You’ve been away from Indian cinema since ‘Delhi Belly’. Is there any work that will bring you back to Mumbai?
If I come across another script written as well as Delhi Belly, I’d be on a plane in an instant. There are so many great directors I’m dying to work with, like Vishal Bhardwaj and Ashim Ahluwalia. But right now, there’s nothing in the works.
What else are you working on?
I have a couple of releases this year. I have The Circle, which was directed by the genius James Ponsoldt. Growing up Smith, directed by Frank Lotito, is a movie I’m extraordinarily proud of and then there’s Daisy Winters and Carrie Pillby due out very soon.
What prompts you to choose a movie, show or play?
Usually the writing is what draws me into a project. Creating Nirbhaya was different – that play came out of a deep desire to break the silence on sexual violence. It was a time when the streets of India rose and everyone said, “Enough is enough.” The play was part of that wave of protest. The experience of creating a play with Yael Farber that reflected the turmoil of our times was an incredible experience. It’s hard to go back to theater after doing something like that.
Are you also looking at helming your own projects?

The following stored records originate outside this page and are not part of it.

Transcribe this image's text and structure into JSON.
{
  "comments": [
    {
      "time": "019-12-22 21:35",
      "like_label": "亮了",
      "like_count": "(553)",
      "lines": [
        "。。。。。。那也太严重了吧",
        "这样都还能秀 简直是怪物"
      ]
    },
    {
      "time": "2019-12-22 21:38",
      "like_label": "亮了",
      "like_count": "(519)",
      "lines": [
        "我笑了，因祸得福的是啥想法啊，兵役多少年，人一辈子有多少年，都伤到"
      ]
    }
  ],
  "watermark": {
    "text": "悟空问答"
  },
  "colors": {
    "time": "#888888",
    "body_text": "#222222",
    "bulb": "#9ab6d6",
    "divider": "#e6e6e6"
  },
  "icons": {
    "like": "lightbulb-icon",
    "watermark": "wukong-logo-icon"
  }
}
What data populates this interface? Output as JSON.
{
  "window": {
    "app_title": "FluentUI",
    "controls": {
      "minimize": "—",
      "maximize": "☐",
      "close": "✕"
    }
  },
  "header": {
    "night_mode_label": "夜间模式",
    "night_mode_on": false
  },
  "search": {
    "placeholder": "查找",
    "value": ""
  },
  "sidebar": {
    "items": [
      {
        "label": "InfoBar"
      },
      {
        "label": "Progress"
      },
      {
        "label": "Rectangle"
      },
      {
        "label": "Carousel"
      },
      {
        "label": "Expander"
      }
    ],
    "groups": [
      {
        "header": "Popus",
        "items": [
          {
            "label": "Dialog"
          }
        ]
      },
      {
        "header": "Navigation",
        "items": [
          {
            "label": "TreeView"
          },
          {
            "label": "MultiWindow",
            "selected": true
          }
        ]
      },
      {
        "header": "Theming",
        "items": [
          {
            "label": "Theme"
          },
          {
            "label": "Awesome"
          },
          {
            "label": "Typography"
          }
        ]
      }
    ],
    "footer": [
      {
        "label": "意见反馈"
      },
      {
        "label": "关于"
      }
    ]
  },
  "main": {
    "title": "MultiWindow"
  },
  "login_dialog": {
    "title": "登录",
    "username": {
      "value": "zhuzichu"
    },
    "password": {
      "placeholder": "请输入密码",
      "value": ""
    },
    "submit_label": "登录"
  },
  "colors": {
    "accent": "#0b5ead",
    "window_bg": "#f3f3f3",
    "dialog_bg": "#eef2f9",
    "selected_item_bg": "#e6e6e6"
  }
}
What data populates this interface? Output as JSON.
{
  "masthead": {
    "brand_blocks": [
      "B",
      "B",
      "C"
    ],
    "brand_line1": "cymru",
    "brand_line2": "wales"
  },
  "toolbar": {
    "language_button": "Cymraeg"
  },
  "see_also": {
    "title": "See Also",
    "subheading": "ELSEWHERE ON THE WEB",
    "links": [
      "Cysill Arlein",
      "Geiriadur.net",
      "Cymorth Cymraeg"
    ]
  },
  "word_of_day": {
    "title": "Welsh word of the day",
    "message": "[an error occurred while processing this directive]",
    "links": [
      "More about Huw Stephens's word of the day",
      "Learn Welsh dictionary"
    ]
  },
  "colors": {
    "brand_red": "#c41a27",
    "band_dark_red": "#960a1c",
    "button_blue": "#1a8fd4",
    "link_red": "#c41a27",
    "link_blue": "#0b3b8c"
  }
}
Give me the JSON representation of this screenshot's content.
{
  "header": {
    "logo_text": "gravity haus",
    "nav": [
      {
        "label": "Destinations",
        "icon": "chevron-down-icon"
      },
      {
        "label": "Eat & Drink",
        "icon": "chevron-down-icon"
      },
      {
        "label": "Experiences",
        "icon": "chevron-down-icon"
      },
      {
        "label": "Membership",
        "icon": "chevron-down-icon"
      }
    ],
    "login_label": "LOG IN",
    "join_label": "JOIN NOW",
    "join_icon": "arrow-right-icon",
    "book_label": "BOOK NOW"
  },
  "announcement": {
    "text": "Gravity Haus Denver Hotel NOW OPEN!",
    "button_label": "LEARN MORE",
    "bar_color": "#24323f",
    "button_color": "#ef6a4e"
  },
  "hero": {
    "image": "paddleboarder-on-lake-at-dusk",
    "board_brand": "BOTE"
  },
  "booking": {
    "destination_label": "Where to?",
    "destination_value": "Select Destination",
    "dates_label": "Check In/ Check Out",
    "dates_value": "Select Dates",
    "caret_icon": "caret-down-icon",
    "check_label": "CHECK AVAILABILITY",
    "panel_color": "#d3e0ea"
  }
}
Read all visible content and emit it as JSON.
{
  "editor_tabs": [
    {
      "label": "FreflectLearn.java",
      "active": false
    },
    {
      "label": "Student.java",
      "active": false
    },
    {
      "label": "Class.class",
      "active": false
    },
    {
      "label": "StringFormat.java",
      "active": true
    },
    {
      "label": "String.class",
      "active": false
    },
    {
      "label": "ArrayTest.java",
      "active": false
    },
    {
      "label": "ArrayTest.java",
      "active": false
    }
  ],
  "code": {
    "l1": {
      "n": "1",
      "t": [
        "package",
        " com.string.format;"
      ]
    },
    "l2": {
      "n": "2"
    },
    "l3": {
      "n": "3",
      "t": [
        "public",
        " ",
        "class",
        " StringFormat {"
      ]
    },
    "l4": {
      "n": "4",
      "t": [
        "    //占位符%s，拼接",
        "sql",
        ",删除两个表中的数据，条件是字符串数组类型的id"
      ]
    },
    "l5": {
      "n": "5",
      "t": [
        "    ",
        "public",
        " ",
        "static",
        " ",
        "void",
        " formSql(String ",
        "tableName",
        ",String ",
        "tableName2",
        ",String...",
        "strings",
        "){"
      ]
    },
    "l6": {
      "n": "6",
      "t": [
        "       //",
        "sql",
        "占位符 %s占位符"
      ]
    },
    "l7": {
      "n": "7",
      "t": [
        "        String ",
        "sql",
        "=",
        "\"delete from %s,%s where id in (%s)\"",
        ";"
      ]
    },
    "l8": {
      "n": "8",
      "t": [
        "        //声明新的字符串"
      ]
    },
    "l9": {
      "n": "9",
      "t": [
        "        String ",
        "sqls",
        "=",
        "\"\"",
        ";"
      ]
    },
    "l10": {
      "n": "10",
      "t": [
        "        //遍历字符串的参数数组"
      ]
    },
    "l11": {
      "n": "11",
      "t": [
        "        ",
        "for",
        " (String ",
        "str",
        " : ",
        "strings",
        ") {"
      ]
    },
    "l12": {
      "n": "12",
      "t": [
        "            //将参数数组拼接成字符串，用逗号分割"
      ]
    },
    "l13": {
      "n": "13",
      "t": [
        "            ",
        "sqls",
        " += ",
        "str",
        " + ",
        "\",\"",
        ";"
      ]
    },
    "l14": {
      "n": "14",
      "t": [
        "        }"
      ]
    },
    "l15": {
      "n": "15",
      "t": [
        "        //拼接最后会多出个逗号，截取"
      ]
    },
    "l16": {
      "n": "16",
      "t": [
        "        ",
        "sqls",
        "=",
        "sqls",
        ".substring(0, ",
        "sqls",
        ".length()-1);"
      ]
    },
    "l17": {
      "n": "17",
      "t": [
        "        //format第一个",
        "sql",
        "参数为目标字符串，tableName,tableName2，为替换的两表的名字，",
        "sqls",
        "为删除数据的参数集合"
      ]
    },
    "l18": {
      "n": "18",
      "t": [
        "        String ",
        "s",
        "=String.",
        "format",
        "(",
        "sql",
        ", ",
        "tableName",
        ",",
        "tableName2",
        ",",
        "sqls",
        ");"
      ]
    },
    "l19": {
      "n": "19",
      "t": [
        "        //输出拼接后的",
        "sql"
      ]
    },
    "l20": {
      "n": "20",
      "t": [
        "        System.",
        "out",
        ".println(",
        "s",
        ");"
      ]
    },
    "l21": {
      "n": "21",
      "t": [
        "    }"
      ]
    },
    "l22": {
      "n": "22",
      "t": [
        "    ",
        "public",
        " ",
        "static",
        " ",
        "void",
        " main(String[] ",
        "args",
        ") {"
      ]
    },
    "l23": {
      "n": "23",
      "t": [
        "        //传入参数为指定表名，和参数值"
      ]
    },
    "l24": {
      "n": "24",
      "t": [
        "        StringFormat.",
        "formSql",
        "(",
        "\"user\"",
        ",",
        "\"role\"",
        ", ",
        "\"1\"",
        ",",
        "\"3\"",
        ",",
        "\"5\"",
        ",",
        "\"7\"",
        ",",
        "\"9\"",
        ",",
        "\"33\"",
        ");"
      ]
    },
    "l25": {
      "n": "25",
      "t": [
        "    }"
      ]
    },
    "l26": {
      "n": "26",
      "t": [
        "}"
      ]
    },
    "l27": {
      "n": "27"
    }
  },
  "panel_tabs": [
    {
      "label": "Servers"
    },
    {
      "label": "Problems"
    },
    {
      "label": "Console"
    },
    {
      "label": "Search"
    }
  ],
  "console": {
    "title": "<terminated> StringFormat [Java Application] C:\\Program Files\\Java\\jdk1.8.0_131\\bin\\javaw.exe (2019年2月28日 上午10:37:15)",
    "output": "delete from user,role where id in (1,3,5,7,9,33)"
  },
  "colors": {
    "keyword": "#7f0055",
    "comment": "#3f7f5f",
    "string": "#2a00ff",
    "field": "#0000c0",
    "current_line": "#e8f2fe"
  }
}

I think about it all the time. The trap you fall into as an actor is that you can wait your life away. It'll happen soon.